ControlPort 9051



Restart tor and try torbrowser with additional env variables (add them to the command line I shown above):


Note: remove the TOR_SKIP_CONTROLPORTTEST - it tells torbrowser to… skip control port test (surprise, surprise!).

Note: this is suboptimal - you should add some authentication to tor control port, consult torrc or manpages (or google) for info how to add this. In my opinion the setup with exposed control port is less secure, but like I said - people have various use cases :wink: happy drug shopping or hacking or whatever your nefarious activities over tor are (let me guess… freedom fighting? ;P).

Cheers, Nobody.

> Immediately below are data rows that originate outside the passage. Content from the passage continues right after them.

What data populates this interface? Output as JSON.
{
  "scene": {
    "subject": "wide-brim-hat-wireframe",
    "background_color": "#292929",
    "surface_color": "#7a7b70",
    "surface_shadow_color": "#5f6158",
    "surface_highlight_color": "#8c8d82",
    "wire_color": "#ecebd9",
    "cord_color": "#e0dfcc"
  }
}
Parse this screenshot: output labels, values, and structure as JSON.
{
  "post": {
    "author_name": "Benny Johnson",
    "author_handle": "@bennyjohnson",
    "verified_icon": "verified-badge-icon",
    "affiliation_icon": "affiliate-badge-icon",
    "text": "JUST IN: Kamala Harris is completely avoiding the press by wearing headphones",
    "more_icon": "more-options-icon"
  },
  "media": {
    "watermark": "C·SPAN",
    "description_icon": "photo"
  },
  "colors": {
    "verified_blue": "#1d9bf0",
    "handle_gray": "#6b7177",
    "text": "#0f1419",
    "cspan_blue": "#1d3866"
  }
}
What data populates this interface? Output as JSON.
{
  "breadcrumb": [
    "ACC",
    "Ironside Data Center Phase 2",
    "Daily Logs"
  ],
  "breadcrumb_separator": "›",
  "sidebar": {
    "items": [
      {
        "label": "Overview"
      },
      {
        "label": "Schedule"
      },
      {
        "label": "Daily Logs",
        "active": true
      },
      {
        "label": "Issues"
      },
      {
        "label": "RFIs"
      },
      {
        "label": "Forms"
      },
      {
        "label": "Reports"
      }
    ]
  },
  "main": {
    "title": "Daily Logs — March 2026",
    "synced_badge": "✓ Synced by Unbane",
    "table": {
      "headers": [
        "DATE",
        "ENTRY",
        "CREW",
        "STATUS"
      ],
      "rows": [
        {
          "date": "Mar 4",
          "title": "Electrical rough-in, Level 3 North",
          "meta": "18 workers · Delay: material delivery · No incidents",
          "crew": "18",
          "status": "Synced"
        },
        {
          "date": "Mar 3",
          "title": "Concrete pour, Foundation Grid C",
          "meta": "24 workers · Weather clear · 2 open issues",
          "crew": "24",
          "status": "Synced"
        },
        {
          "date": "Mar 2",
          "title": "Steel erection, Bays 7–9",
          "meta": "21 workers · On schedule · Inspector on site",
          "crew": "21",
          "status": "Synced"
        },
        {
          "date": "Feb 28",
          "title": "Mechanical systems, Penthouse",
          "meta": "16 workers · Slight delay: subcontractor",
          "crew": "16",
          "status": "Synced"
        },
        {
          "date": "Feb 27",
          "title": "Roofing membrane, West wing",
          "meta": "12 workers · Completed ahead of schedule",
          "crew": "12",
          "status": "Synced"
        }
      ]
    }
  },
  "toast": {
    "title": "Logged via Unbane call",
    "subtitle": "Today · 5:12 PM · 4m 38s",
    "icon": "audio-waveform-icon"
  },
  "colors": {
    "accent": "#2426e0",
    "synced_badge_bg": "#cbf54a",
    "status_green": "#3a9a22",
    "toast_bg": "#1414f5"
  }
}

Tor is killed by oom-killer - this setup has borderline memory (~5 mb free ram when tor is up and running), pity the SOC can’t handle 128MB, this would make tor experience much smoother. Nevertheless GL-INET is still awesome (best price to value ratio IMO).

Do you guys mind sharing the buildroot configs for tor firmware on Github? There are some nobodies that could review and contribue :wink:

EDIT: btw. on AR150 tor fw is much more stable (and even seems faster), no idea why.

Hi Roel,

Maybe this project is interesting for you:


The NetAidKit is a pocket size, USB powered router that connects everything to everything, designed specifically for non-technical users. The easy to use web interface will allow you to connect the NetAidKit to a wireless or wired network and share that connection with your other devices, such as a phone, laptop or tablet.

Once the NetAidKit is connected to a wireless or wired network, you can make it connect to a Virtual Private Network or the anonymising Tor network at the click of a button. Any devices connected to the NetAidKit will use these extra security features automatically, without needing to configure each of the devices separately.

The NetAidKit was designed for regular people and requires no technical expertise whatsoever to use.


@noboday, by saying on GL-AR150, Tor is stable, which router do you compare with?

GL-MT300A is with 128M RAM by default. Hope it works better.